The agreement allows London to offload some responsibility for border control to France and Belgium. It has been particularly sensitive in the Calais area of northern France where there are at least two huge migrant camps.
Xavier Bertrand, president of the Hauts-de-France region, where Calais and Dunkirk are located, is among the French politicians calling for a renegotiation of the Touquet accord after Brexit. He couldn’t have picked a better moment.
“The British people have decided, [so] I ask the French government to renegotiate the Touquet accord,” Bertrand wrote on Twitter the day after the referendum.

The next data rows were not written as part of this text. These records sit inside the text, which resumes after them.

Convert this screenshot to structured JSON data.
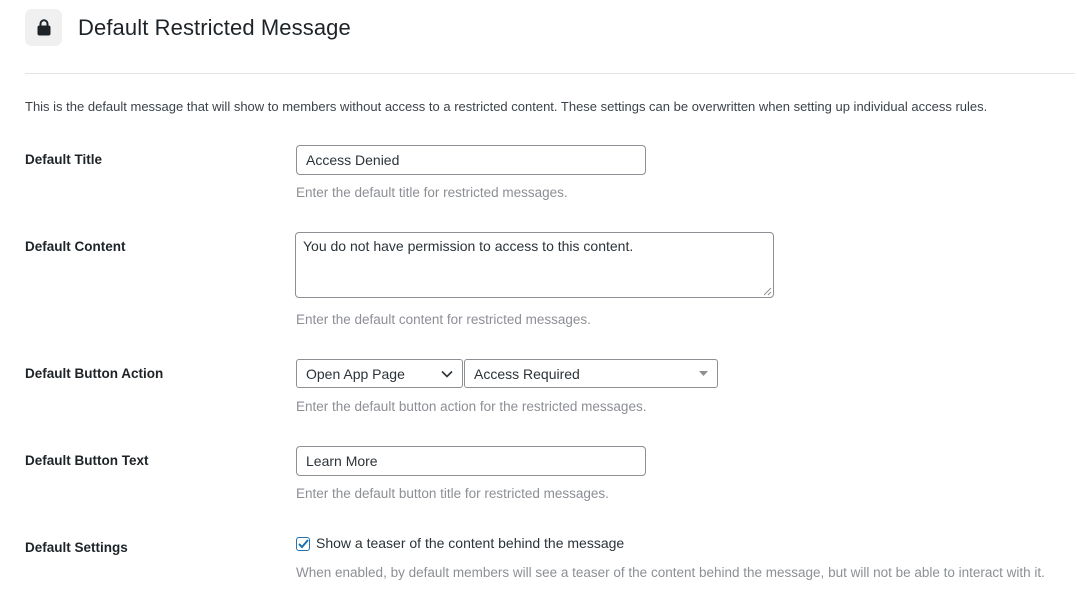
{
  "header": {
    "title": "Default Restricted Message",
    "icon": "lock-icon"
  },
  "intro": "This is the default message that will show to members without access to a restricted content. These settings can be overwritten when setting up individual access rules.",
  "fields": {
    "title": {
      "label": "Default Title",
      "value": "Access Denied",
      "help": "Enter the default title for restricted messages."
    },
    "content": {
      "label": "Default Content",
      "value": "You do not have permission to access to this content.",
      "help": "Enter the default content for restricted messages."
    },
    "button_action": {
      "label": "Default Button Action",
      "action_value": "Open App Page",
      "page_value": "Access Required",
      "help": "Enter the default button action for the restricted messages."
    },
    "button_text": {
      "label": "Default Button Text",
      "value": "Learn More",
      "help": "Enter the default button title for restricted messages."
    },
    "settings": {
      "label": "Default Settings",
      "checkbox_label": "Show a teaser of the content behind the message",
      "checked": true,
      "help": "When enabled, by default members will see a teaser of the content behind the message, but will not be able to interact with it."
    }
  },
  "colors": {
    "accent": "#2271b1",
    "help_text": "#8c8f94",
    "border": "#8c8f94"
  }
}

According to Bertrand, the Touquet accord has forced the French to manage the intense pressure caused in recent years by migrants trying to reach Britain from northern France. Because of the border controls in Calais, huge camps of thousands of migrants have cropped up in Bertrand’s backyard, notably the Calais “jungle” and Grande-Synthe.
If Brexit leads to the end of the Touquet accord, France would no longer be responsible for preventing migrants making the illegal channel crossing to southern England.
‘The accord is broken’
Bertrand has long opposed the Touquet accord, and since the Brexit vote he’s won support from other French politicians, including Calais mayor Natacha Bouchart.
“The border needs to return to England,” Bouchart said on June 24. “The British wanted to leave the EU. I regret their decision but I respect it. They have to accept all the economic and migratory consequences.”
Others calling for a renegotiation of the Touquet accord include Karima Delli, one of France’s Green deputies in the European Parliament, and conservative presidential hopeful François Fillon.
“The accord is broken, so we need to re-examine Le Touquet, of course,” Fillon said on Europe 1 on June 26.
The French government may also be reconsidering the Touquet accord. Finance Minister Emmanuel Macron warned London in March that a British exit from the EU could have grave consequences for the immigration issue.
“The day that French-British relations are broken, the immigrants will be out of Calais,” Macron said.
Even the British government tried to put out a warning about Brexit’s effect on the Touquet accord.
“The point here is that if that’s called into question and those controls cease to exist, then you have potentially thousands of asylum seekers camped out in northern France who could be here almost overnight,” a spokesman for British Prime Minister David Cameron told the Telegraph in February.
‘We’ll need to have a boat’
For the moment though, that is only a theoretical threat. French Interior Minister Bernard Cazeneuve said during a cabinet meeting on June 24 that “on the question of immigration … The UK’s exit from the European Union does not create changes in terms of treaties”.
The European Union and Brexit have nothing to do with Le Touquet, which is a bilateral agreement, Cazeneuve argued. Questioning the treaty would simply “send a message to human traffickers that they are justified in putting all the migrants at the border so that they can get them across”, Cazeneuve said in March. If that happens, Cazeneuve warned, the population of the “jungle” could triple.
France is also afraid that moving the border to Dover will encourage migrants to risk a dangerous sea crossing, creating the same tragedies in the English Channel as seen in the Mediterranean. Up to 3,771 people drowned in 2015 while trying to reach Europe by sea, according to the International Organisation for Migration.
French Foreign Minister Jean-Marc Ayrault told AFP last week that if the border is moved to England “we’ll need to have boats ready to save people”.
“Brexit is a real threat,” Philippe de Bruycker, a professor specialising in immigration at the Université libre de Bruxelles, told FRANCE 24. “It’s true that there isn’t a direct link from a legal point of view between Brexit and the Touquet accord … But can this agreement – which is like a present from France to its European partner [Britain] – really be maintained if the UK is no longer European?”